When I decided to offer a yoga teacher training program at my studio, I wanted to be sure nobody ever felt like I did when I was judged by my appearance. I want to keep the heart and soul of yoga alive and I want people to keep it real. Nobody is perfect, and if you think you are, then you are probably not much of a student, which means you won’t be much of a teacher. Nobody wants to learn from someone who thinks they are above them. When we can forgive ourselves and forgive the world—that is when a true teacher is born!

What is different about The Yoga Lily teacher training program?

My 200-hour teacher training program doesn’t just prepare teachers to instruct yoga poses. I train my teachers to be ready for students that may have no body awareness and who may be completely new to moving their body. We adapt our yoga poses to fit the students needs, and do not expect to make our students fit into a yoga body stereotype. Yoga is taught as a spiritual practice: a gateway to freedom, happiness and health. Over the course of nine months, deep relationships are formed with the whole training group, including me, which continues for our lifetimes with our regular spiritual community sharing and potluck.

Many of our teacher trainees start off more interested in the personal development and exploration that is part of our program, and then to teach, but they typically become so inspired by their daily yoga, meditation and self-reflection practice that they are flooded with the inspiration to share the gift of yoga.

What do you hope that students take away from the experience?

That they are love, however they have shown up in the world. No matter what has happened in life, it is not without reason. We can transform the pain and the suffering into beauty, just as the lily thrives on the muddy waters. A teacher’s greatest job is to always remain a student of life and to share her journey from the heart. Our lives are sacred.

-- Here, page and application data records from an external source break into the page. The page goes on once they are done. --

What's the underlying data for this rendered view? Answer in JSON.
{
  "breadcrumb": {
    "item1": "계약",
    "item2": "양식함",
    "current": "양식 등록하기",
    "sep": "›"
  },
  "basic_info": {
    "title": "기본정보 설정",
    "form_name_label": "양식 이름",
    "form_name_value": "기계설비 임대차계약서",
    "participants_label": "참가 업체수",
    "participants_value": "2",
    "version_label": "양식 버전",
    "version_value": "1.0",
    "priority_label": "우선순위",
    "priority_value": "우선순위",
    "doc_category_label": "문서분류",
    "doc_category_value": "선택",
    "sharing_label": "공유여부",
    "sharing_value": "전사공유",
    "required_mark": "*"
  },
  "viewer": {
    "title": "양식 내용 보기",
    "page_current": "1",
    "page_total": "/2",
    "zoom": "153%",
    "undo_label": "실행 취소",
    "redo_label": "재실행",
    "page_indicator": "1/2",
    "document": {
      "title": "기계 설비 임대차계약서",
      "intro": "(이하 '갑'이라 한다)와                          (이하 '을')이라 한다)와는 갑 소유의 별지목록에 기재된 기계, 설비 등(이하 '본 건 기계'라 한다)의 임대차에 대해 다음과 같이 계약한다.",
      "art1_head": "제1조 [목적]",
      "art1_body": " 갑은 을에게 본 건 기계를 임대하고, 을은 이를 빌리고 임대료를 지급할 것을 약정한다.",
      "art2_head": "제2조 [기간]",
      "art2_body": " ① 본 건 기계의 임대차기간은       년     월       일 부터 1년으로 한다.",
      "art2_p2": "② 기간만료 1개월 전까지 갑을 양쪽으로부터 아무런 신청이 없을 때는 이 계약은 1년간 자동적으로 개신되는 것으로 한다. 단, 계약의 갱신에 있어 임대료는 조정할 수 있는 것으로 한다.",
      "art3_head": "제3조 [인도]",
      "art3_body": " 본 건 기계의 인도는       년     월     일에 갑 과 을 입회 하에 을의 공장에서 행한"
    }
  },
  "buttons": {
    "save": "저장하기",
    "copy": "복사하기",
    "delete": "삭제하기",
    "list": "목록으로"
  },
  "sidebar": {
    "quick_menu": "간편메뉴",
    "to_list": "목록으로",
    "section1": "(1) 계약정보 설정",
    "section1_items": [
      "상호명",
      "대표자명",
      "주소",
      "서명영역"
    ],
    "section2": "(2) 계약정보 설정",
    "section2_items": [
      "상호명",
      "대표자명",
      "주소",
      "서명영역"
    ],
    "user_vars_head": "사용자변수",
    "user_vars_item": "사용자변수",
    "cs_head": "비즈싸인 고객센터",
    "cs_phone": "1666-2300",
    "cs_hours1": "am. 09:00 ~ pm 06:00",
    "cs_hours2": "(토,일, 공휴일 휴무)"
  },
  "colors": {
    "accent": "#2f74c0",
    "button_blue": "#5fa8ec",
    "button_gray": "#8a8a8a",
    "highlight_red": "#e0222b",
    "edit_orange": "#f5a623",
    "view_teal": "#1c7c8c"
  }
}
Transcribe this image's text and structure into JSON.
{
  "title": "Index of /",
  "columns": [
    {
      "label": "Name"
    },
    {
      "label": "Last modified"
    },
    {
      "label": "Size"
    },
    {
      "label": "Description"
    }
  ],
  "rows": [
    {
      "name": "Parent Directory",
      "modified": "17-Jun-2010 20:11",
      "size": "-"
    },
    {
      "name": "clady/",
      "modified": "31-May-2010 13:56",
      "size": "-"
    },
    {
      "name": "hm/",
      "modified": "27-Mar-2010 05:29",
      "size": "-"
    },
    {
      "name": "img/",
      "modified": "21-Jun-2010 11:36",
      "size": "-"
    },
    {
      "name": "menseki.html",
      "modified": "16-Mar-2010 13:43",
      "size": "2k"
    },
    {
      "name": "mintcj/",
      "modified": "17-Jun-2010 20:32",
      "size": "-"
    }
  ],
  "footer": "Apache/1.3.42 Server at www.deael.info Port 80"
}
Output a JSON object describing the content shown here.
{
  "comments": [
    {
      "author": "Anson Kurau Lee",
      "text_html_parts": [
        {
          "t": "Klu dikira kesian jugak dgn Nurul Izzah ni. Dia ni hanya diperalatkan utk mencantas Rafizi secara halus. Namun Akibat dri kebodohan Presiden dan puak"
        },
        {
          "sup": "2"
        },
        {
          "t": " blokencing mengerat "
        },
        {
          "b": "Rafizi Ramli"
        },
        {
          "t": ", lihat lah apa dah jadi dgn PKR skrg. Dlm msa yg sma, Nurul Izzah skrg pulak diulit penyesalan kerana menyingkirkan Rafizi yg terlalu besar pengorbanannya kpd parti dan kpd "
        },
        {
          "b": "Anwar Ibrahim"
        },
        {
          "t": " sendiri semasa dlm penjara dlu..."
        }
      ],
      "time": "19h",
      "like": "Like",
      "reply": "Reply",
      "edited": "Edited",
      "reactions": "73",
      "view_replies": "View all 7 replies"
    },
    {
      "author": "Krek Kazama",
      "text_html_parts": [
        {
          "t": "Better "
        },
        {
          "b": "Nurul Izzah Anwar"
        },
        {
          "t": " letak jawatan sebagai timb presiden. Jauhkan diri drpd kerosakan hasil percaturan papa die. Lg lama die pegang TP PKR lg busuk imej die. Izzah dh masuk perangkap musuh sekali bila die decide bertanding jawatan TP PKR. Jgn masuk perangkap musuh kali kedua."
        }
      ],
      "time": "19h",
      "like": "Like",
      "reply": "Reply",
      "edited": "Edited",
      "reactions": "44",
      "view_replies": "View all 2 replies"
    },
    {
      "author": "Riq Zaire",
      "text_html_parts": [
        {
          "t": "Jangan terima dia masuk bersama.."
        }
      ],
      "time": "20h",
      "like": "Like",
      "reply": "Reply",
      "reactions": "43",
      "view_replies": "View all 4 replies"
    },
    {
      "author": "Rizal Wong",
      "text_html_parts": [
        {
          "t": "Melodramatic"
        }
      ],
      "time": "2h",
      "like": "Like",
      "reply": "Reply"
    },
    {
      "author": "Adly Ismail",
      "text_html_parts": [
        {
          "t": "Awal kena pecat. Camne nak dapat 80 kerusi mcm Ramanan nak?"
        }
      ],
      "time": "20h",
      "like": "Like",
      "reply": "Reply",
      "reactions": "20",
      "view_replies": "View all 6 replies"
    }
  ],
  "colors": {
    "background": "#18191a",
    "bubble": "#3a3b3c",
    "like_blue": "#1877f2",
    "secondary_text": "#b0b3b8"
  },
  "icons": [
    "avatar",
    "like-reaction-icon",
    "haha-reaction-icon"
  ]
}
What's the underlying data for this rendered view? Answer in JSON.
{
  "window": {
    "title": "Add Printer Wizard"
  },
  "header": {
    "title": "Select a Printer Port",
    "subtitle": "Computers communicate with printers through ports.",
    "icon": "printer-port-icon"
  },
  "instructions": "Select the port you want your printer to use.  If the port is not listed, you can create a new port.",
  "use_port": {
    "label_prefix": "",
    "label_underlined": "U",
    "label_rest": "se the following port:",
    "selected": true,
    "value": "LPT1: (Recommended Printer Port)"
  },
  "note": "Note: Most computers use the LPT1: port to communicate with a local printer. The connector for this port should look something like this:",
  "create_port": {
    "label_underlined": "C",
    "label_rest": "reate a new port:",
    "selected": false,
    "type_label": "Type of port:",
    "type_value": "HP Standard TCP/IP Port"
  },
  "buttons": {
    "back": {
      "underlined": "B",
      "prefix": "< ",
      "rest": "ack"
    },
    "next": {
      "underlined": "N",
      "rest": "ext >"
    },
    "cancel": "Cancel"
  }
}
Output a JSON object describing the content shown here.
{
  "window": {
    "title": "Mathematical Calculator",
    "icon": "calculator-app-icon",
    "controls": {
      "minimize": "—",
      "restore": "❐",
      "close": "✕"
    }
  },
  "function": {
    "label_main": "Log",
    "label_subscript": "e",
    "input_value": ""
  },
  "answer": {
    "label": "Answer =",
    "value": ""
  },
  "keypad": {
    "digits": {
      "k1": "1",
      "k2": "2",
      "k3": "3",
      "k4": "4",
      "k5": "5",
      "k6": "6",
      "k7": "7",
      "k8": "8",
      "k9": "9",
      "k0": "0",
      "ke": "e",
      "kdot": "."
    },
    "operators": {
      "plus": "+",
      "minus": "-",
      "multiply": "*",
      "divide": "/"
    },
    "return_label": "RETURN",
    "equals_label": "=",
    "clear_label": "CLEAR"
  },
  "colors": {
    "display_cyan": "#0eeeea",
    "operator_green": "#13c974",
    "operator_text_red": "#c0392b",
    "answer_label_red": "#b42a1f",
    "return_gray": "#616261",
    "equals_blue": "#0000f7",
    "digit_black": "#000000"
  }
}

The Yoga Lily is located at 1 Barney Rd., Ste. 222, in Clifton Park. For more information, call 518-744-5565 or visit TheYogaLily.com.